Diane Hooton

Doctor of Philosophy, (Anatomy/Physiology)
Study Completed: 2018
College of Health


Thesis Title
Brush border digestion: Development of a physiologically relevant in vitro model

Read article at Massey Research Online: MRO icon

Ms Hooton developed a method to simulate the final stage of mammalian small intestine digestion, known as brush border digestion. The brush border phase of digestion is often omitted from simulated digestions so the aim of her research was to develop a validated method that could be used as an adjunct to current techniques. An array of brush border enzymes were characterised and validated for use under conditions representative of the small intestine. The brush border phase of digestion was validated by monitoring the removal of sugar molecules from onion polyphenolic compounds using liquid chromatography–mass spectrometry. Results suggest that this method can be used to assess the digestion of nutrients and whole foods in the laboratory, which may allow researchers better insight into the digestive process and the discovery of novel bioactive components.
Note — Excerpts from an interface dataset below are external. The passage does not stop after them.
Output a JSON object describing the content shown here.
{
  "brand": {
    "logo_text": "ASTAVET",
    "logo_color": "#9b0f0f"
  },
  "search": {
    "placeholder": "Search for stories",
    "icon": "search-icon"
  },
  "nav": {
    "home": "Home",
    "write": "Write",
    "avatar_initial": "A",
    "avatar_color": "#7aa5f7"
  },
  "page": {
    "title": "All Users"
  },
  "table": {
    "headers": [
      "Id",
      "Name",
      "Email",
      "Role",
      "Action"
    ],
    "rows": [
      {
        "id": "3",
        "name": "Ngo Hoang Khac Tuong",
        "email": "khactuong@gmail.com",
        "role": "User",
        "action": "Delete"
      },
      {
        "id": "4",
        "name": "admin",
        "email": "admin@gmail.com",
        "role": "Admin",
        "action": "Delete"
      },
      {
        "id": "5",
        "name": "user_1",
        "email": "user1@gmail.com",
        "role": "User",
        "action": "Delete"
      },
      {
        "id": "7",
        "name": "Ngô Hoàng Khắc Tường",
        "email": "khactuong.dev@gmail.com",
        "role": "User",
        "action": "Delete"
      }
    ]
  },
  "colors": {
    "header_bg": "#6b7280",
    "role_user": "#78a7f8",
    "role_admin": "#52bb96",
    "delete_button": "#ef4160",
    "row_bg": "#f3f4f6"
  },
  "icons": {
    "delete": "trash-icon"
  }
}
Dr Wei-Hang Chua
Dr John Monro
Dr Martin Wickham
Mr Robert Simpson